• Provided data:
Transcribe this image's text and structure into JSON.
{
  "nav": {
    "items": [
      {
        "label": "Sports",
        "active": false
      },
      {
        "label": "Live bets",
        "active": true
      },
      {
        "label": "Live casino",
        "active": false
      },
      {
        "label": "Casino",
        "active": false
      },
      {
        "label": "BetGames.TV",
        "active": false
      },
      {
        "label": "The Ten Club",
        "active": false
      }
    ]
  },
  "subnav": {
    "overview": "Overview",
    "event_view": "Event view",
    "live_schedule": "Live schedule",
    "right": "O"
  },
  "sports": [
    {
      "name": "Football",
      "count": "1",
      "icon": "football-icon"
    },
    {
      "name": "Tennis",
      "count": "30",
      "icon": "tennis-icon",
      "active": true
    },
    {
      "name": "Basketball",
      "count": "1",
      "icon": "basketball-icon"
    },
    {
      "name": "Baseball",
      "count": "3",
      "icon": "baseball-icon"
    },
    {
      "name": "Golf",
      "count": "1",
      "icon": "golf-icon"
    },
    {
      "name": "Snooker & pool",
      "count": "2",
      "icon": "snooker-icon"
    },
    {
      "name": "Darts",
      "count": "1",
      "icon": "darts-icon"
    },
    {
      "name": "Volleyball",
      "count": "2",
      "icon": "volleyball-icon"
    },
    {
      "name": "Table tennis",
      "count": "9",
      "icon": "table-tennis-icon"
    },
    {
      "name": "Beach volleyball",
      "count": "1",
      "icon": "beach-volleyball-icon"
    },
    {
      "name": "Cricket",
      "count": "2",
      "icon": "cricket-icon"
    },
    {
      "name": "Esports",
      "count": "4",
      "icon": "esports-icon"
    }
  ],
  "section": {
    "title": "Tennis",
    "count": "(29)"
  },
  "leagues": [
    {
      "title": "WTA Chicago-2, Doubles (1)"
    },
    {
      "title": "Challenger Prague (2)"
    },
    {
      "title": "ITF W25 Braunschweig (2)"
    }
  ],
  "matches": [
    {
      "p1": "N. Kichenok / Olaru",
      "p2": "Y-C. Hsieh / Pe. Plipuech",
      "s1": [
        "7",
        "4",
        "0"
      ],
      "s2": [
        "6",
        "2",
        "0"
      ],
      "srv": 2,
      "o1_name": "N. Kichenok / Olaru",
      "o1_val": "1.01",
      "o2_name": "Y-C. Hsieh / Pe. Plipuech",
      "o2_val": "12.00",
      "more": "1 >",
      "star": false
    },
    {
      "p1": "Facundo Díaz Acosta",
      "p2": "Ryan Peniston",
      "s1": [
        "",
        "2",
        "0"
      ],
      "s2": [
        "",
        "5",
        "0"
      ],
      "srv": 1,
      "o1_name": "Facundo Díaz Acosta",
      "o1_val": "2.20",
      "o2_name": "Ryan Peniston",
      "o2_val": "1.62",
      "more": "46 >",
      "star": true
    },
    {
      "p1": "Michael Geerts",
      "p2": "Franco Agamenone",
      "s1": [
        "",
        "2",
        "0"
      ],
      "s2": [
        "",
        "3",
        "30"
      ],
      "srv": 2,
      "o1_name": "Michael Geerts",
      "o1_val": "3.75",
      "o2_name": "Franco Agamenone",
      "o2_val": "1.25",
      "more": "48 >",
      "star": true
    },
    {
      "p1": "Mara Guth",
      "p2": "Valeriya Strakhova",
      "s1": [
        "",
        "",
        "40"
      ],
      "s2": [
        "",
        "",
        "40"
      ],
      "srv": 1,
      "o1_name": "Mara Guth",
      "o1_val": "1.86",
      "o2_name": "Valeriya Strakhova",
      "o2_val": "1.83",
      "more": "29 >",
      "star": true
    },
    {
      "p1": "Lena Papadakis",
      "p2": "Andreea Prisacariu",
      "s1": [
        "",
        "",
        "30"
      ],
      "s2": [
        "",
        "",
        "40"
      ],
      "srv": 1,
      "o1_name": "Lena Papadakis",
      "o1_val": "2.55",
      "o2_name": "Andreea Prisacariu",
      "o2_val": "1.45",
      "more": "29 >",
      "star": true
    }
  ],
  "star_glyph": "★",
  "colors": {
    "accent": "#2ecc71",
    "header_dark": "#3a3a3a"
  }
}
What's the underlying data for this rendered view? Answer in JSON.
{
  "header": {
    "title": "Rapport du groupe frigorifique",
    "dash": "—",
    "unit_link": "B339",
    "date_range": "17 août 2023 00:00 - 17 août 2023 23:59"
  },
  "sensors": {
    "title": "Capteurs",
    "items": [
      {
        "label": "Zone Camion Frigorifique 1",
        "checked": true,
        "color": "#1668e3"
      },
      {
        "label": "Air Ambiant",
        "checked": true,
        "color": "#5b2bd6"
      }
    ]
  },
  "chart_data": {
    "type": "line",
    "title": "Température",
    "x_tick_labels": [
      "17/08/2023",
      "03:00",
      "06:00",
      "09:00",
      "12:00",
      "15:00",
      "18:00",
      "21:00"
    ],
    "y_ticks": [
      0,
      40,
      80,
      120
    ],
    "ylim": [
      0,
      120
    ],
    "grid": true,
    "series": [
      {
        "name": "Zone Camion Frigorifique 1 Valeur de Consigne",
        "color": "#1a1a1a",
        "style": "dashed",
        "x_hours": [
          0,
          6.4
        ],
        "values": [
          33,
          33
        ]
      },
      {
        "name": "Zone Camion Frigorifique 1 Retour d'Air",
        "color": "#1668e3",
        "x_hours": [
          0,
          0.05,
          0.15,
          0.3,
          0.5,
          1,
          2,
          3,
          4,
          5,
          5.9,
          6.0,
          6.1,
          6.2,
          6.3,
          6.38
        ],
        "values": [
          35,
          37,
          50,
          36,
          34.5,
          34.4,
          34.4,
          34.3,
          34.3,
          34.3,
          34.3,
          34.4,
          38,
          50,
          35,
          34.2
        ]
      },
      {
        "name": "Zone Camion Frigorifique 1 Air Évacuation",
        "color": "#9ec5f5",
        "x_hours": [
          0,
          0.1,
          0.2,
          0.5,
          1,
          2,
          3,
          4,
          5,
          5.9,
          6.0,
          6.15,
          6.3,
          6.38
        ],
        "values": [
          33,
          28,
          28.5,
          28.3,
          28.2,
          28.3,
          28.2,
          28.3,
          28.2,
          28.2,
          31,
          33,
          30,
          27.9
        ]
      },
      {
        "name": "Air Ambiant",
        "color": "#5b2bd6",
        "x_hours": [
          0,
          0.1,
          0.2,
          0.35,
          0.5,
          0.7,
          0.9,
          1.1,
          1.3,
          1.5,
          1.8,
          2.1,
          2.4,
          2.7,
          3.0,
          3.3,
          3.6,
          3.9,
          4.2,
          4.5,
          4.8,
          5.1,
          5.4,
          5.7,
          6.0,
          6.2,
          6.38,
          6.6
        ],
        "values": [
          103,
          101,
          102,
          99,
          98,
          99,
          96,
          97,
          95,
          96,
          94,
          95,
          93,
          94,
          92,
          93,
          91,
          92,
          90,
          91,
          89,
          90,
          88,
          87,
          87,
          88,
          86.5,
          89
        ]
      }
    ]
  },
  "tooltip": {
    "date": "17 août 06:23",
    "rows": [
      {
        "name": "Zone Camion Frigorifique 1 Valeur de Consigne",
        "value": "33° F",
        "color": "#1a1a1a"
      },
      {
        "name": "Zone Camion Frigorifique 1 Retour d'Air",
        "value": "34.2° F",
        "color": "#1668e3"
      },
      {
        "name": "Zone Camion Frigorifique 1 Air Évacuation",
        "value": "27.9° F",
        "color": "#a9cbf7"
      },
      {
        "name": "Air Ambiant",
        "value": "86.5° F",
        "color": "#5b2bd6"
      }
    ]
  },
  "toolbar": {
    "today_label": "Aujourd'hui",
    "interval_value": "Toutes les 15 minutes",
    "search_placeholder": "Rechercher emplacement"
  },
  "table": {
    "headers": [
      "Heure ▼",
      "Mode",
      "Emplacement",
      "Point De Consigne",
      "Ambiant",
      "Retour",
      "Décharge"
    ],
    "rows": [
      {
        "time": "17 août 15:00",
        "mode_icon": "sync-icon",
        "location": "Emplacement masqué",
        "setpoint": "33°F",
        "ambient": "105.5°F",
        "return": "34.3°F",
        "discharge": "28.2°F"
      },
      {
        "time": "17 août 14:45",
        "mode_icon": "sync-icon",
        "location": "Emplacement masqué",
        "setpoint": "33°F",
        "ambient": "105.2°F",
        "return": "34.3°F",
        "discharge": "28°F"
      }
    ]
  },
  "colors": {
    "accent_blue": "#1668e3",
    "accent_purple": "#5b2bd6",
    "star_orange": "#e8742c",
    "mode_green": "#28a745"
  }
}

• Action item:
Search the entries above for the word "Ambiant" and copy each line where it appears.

• Answer for this exercise:
        "label": "Air Ambiant",
        "name": "Air Ambiant",
        "name": "Air Ambiant",
      "Ambiant",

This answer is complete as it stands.